I suspect this will ruffle a few feathers, but so be it.
I’ve been asked a lot lately if one really needs a jack and a jointer plane. Several well-respected woodworkers and writers now teach that you can prepare all your stock for finishing with only one bench plane, a smoothing plane, if you use machine-prepared stock.
I suppose that’s true in the same way that I could write all my blog entries with a manual typewriter, scan them and then use optical character recognition to prepare them for the Internet. Yes, you can do it, but you will get a lot more done if you use the tool that was designed for what you are trying to accomplish.
Like most woodworkers, I use machines to prepare my rough stock, but then my hand tools take over to get things flatter than the machine can (thank you, jointer plane), cut the joinery and prepare things for finishing.
That short statement is nice and tidy, but it really doesn’t help you, does it? The more helpful explanation is messier and longer. Sorry. But learning patience and complexity is an important part of the craft you signed up for.
So first let’s discuss the much-maligned jointer/try plane – the longest plane in the shop.
Jointer (aka Try) Planes
Let’s say I asked you to build me new kitchen cabinets (and fulfill my wife’s wildest fantasy). But I said you could use only a 6” ruler for marking and measuring. You could do it. And if you were really good, you’d probably manage just fine. But it wouldn’t be easy, especially when you were dealing with any measurement more than 6”.
The same idea is true with handplanes. You could use a 9”-long smoothing plane to true an 8’-long edge. But it takes a lot of skill and attention. But when you switch to a 24”-long try or jointer plane, then it becomes child’s play. The long sole virtually guarantees a high level of accuracy.

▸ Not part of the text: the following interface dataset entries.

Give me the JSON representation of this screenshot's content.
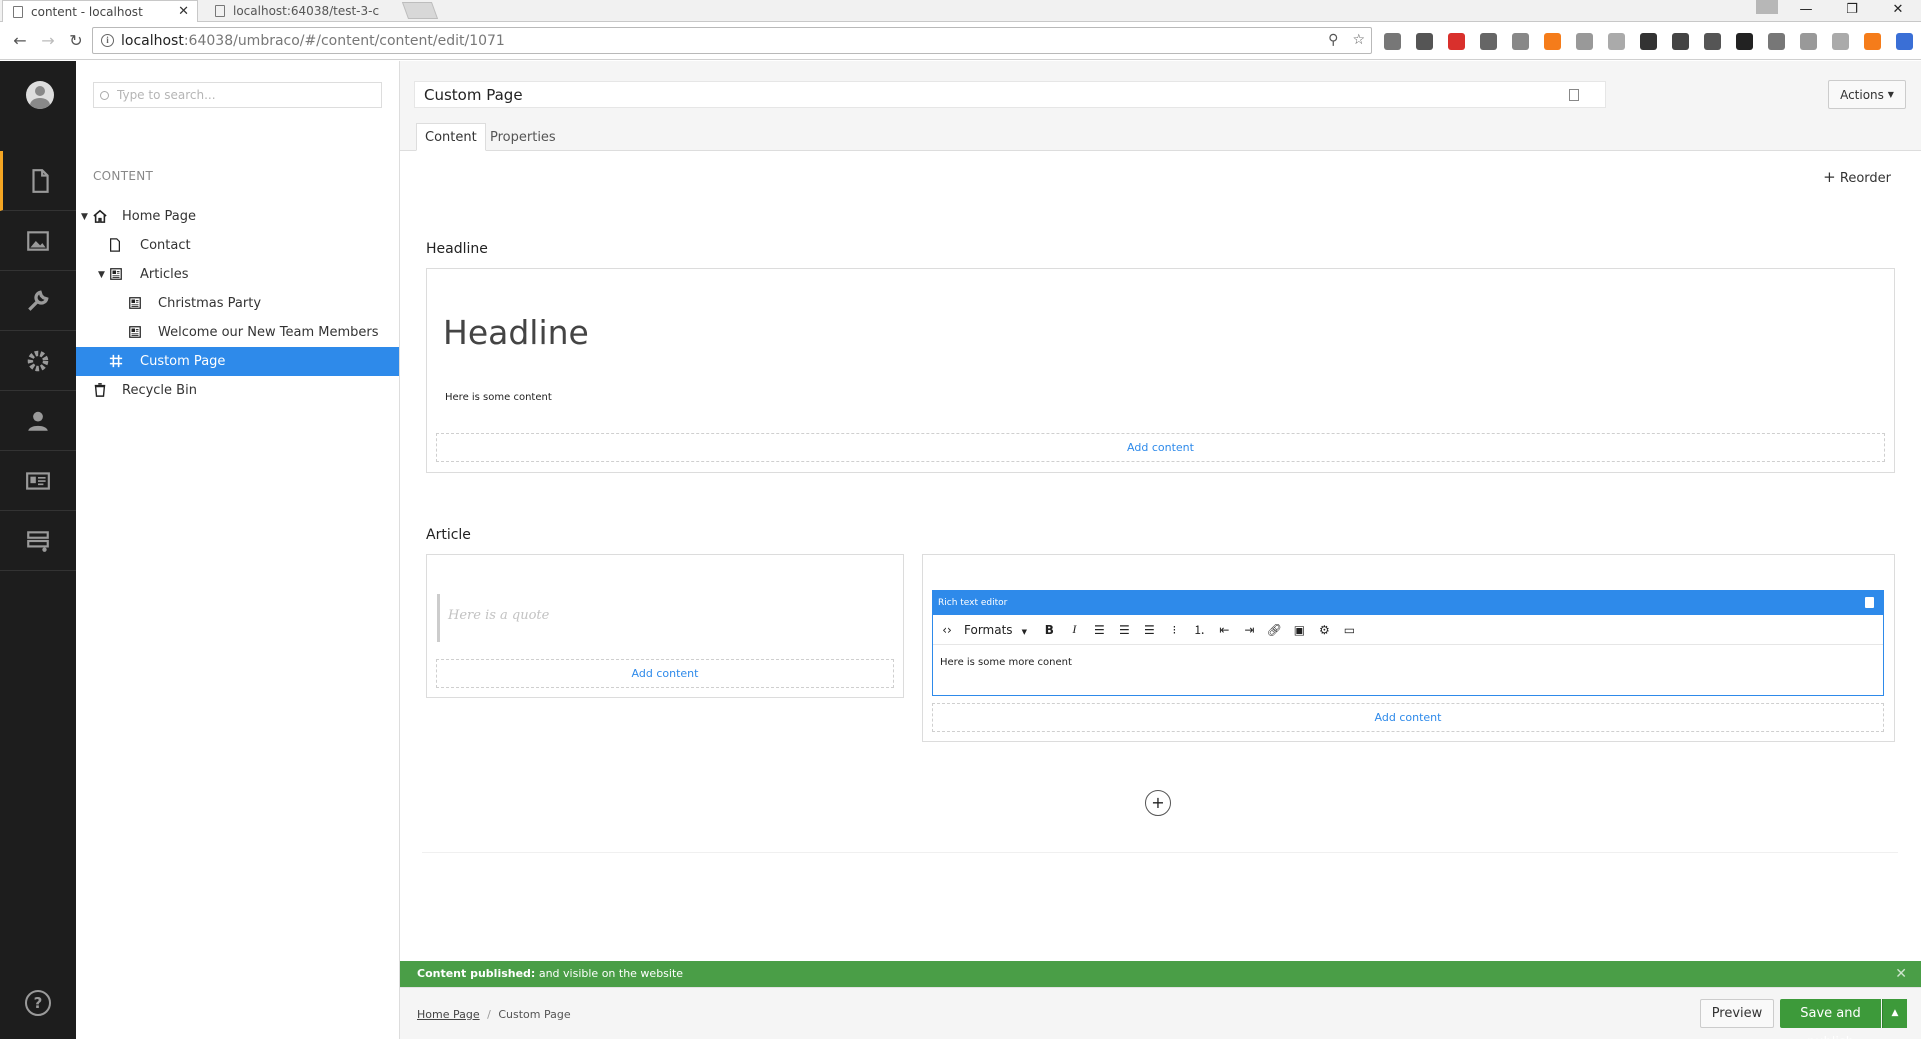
{
  "browser": {
    "tabs": [
      {
        "title": "content - localhost",
        "close": "✕"
      },
      {
        "title": "localhost:64038/test-3-c"
      }
    ],
    "url_host": "localhost",
    "url_path": ":64038/umbraco/#/content/content/edit/1071",
    "window_controls": {
      "minimize": "—",
      "maximize": "❐",
      "close": "✕"
    },
    "extension_colors": [
      "#777",
      "#555",
      "#d9302c",
      "#666",
      "#888",
      "#f57c1a",
      "#999",
      "#aaa",
      "#333",
      "#444",
      "#555",
      "#222",
      "#777",
      "#999",
      "#aaa",
      "#f57c1a",
      "#3a6fd6",
      "#f1a100"
    ]
  },
  "sidebar": {
    "sections": [
      {
        "name": "content",
        "icon": "document-icon"
      },
      {
        "name": "media",
        "icon": "image-icon"
      },
      {
        "name": "developer",
        "icon": "wrench-icon"
      },
      {
        "name": "settings",
        "icon": "gear-icon"
      },
      {
        "name": "users",
        "icon": "user-icon"
      },
      {
        "name": "members",
        "icon": "id-card-icon"
      },
      {
        "name": "forms",
        "icon": "forms-icon"
      }
    ],
    "help": "?"
  },
  "tree": {
    "search_placeholder": "Type to search...",
    "title": "CONTENT",
    "nodes": [
      {
        "label": "Home Page"
      },
      {
        "label": "Contact"
      },
      {
        "label": "Articles"
      },
      {
        "label": "Christmas Party"
      },
      {
        "label": "Welcome our New Team Members"
      },
      {
        "label": "Custom Page"
      },
      {
        "label": "Recycle Bin"
      }
    ]
  },
  "editor": {
    "name": "Custom Page",
    "actions_label": "Actions",
    "tabs": [
      {
        "label": "Content"
      },
      {
        "label": "Properties"
      }
    ],
    "reorder_label": "Reorder",
    "sections": [
      {
        "label": "Headline",
        "headline": "Headline",
        "body": "Here is some content",
        "add_content": "Add content"
      },
      {
        "label": "Article",
        "quote_placeholder": "Here is a quote",
        "add_content_left": "Add content",
        "rte_title": "Rich text editor",
        "formats_label": "Formats",
        "rte_body": "Here is some more conent",
        "add_content_right": "Add content"
      }
    ],
    "add_row": "+"
  },
  "notification": {
    "strong": "Content published:",
    "text": " and visible on the website",
    "close": "✕"
  },
  "footer": {
    "breadcrumb_root": "Home Page",
    "breadcrumb_sep": "/",
    "breadcrumb_current": "Custom Page",
    "preview_label": "Preview",
    "publish_label": "Save and publish",
    "accent_green": "#3d9a3a",
    "accent_blue": "#2e8aea"
  }
}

I find that any handplane can easily straighten a surface that is twice the length of its sole. A 9”-long plane is good for wood that is 18” long. A 24”-long plane is good for wood that is 48” long – and 48”-long boards are typical in furniture-making.
Like your straightedge, your jointer plane is your guarantee that a surface is flat. The difference is that the jointer plane can make a surface flatter. A straightedge is impotent at this task.

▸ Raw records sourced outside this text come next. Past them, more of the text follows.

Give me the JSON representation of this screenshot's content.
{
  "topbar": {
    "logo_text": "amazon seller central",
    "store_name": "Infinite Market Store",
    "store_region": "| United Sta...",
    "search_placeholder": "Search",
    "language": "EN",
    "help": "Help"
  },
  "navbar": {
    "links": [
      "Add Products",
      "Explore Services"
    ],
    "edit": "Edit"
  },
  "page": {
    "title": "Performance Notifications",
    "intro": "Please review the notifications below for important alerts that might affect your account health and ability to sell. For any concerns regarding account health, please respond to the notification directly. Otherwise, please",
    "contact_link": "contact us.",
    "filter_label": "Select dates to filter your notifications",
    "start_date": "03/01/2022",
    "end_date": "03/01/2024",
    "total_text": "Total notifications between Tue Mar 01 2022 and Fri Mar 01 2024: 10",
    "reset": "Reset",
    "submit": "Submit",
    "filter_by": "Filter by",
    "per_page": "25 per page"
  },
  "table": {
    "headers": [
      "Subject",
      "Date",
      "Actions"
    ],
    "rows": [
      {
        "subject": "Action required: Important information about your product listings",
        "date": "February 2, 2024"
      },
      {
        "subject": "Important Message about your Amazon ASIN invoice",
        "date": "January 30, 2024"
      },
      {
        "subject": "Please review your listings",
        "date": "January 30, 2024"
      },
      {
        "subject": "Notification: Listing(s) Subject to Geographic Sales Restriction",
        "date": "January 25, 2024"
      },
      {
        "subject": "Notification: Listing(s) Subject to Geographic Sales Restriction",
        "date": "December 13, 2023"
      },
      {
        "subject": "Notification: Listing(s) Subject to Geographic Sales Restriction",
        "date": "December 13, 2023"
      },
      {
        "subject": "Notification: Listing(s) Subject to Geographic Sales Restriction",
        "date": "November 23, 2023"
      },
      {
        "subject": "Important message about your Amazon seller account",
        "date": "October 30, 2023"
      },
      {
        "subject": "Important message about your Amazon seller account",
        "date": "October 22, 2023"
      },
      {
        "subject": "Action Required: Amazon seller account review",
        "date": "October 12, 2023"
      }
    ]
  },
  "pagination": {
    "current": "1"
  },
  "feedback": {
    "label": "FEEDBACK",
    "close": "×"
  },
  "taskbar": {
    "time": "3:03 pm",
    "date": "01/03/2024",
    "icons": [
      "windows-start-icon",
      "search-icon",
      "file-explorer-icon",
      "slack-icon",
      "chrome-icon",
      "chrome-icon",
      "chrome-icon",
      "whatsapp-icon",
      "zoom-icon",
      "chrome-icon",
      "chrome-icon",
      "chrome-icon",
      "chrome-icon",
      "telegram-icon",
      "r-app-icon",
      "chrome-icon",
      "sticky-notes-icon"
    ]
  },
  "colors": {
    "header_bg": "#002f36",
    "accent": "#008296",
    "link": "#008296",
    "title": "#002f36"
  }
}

When I talk to people who use only a smoothing plane (which is the least-used plane in my shop) I imagine they build only small things. It helps me sleep at night.
The Jack Plane
I am deeply suspicious of anyone who won’t spend $20 to own a jack plane that can last them the rest of their lives. Armed with an iron that has a curved cutting edge (an 8” or 10” radius is typical), you can achieve superhuman feats with your jack.
Need to remove 1/4” of wood on one area of a board’s edge? The jack plane will laugh at that task, where an electric jointer or smoothing plane would struggle. The jack literally eats wood for breakfast (and lunch and dinner, elevensies, supper, snack-time, and etc.).
You don’t have to be strong to wield it. The curved iron (and working across the grain) makes it an easy tool to use.
I use my jack plane more than any other plane in my chest.
Example: Say I need to bevel the underside of a tabletop. I could do that with a smoothing plane. But a jack will waste away the wood in seconds. The smoothing plane can clean things up later and take the glory.
Need to remove twist from a rough board? The jack (worked diagonally across two high spots) will make things true before your smoothing plane can even get started. Need to waste wood away for a moulding? For a saddled seat? For bevels or chamfers of any angle? To fit a moulding against an irregular plastered wall? Jack is your friend. It doesn’t need a flat sole, a fancy iron or cap iron. Just a sharp and curved cutting edge will do the job.
Not My Idea
Using three planes – jointer, jack and smoother – is an idea that is as old as Western woodworking. Even when machines began taking over the grunt work, woodworkers of all stripes found that these three planes made their workshop lives a lot easier.
That’s why you’ll find so many used jack and jointer planes that are metallic. Think about it: When Stanley started cranking out millions of planes using automated machinery, that same automated machinery had made it easy to process rough timber into flat boards.
Yet even then, jack and jointer planes were still essential. Even in shops where machinery did the donkey work.
I think that’s worth thinking about.
— Christopher Schwarz